The New York Mets and manager Terry Collins will likely go their separate ways this offseason, given that the wheels have come off of the Mets this season and that Collins’ contract is up. Despite the Mets 2015 NL pennant and 2016 NL Wild Card, many Mets fans have clamored for Collins to be dismissed for years, and a report on Thursday indicated that team COO Jeff Wilpon and GM Sandy Alderson were prevented from firing Collins by none other than team owner Fred Wilpon, the father of the club’s COO.
Newsday took a deep dive into Collins’ erratic tenure at the helm of the team, revealing plenty of juicy nuggets about his relationship with the front office and Mets ownership.
Fred Wilpon denied the claims of meddling.
Despite what the front office perceived as Collins’ constant tactical blunders and concerns about Collins’ relationships with the players, sources said efforts to seriously explore a change were thwarted by the elder Wilpon.
“I don’t interfere,” Fred Wilpon said while declining an interview request earlier this season.
One Mets source claimed that Wilpon was “too chummy” with Collins, and another said that the 68-year old manager has “no allies in the front office”.
A popular battleground topic between the front office and Collins was bullpen usage. The Mets bullpen came into Thursday with an NL-worst 4.74 ERA, and their relievers have worked in abck to back games an MLB-high 126 times.

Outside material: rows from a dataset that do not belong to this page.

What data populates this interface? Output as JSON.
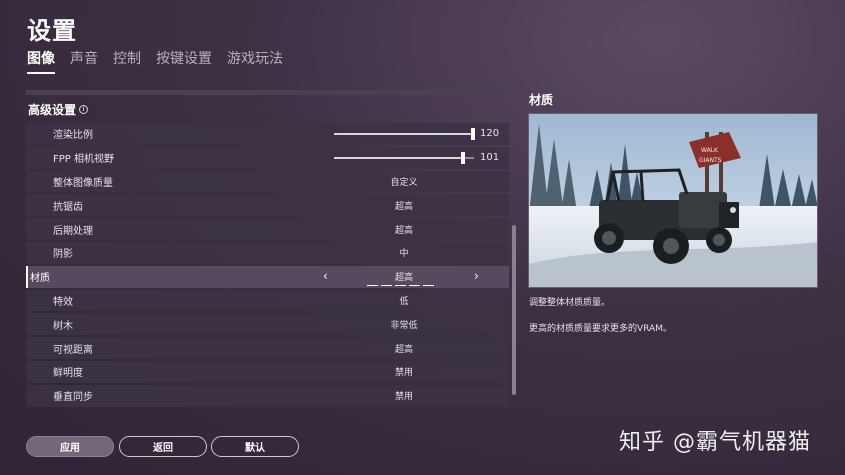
{
  "page": {
    "title": "设置"
  },
  "tabs": [
    {
      "label": "图像",
      "active": true
    },
    {
      "label": "声音",
      "active": false
    },
    {
      "label": "控制",
      "active": false
    },
    {
      "label": "按键设置",
      "active": false
    },
    {
      "label": "游戏玩法",
      "active": false
    }
  ],
  "advanced": {
    "header": "高级设置",
    "rows": [
      {
        "label": "渲染比例",
        "slider_value": "120",
        "slider_fraction": 0.99
      },
      {
        "label": "FPP 相机视野",
        "slider_value": "101",
        "slider_fraction": 0.92
      },
      {
        "label": "整体图像质量",
        "value": "自定义"
      },
      {
        "label": "抗锯齿",
        "value": "超高"
      },
      {
        "label": "后期处理",
        "value": "超高"
      },
      {
        "label": "阴影",
        "value": "中"
      },
      {
        "label": "材质",
        "value": "超高",
        "selected": true,
        "level_total": 5,
        "level_selected": 5
      },
      {
        "label": "特效",
        "value": "低"
      },
      {
        "label": "树木",
        "value": "非常低"
      },
      {
        "label": "可视距离",
        "value": "超高"
      },
      {
        "label": "鲜明度",
        "value": "禁用"
      },
      {
        "label": "垂直同步",
        "value": "禁用"
      }
    ]
  },
  "detail": {
    "title": "材质",
    "desc1": "调整整体材质质量。",
    "desc2": "更高的材质质量要求更多的VRAM。"
  },
  "buttons": {
    "apply": "应用",
    "back": "返回",
    "defaults": "默认"
  },
  "watermark": "知乎 @霸气机器猫",
  "icons": {
    "info": "info-icon",
    "prev": "chevron-left-icon",
    "next": "chevron-right-icon"
  },
  "colors": {
    "selected_row": "#584c60",
    "row": "#3c3244",
    "background": "#3d3043"
  }
}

Collins increasingly resisted input, several Mets officials said, a stark departure from his earlier years with the Mets. Bullpen management became a constant battleground, with Collins facing criticism for overusing his most trusted arms as the Mets staggered at the start of the season.
“Once he falls in love with you, he abuses you,” one official said. “He has run players into the ground. He has no idea about resting players. Even when you tell him, he doesn’t listen.”
An anonymous player said that he and his teammates were all “miserable,” and another complained about Collins’ poor communication skills.
“He has always been difficult to communicate with,” one Met said. “It would be a surprise if he said ‘hey’ to you when you passed each other in the hallway if your name wasn’t [Matt] Harvey or [Yoenis] Cespedes. It’s always been those couple things along with some of the in-game decisions he makes.”
The entire piece, written by Marc Carig, is worth a read. It shows what the Mets, in the midst of their first 90-loss season since 2009, have been going through and what a dysfunctional atmosphere their next manager will be walking into. After committing a franchise-record $154 million to their payroll this season, the team has just $58 million committed to their 2018 payroll, $20 million of which is going to third baseman David Wright, who has played just 75 games in the majors over the last three seasons (including zero in 2017).
Good luck, Mets fans. You’re going to need it.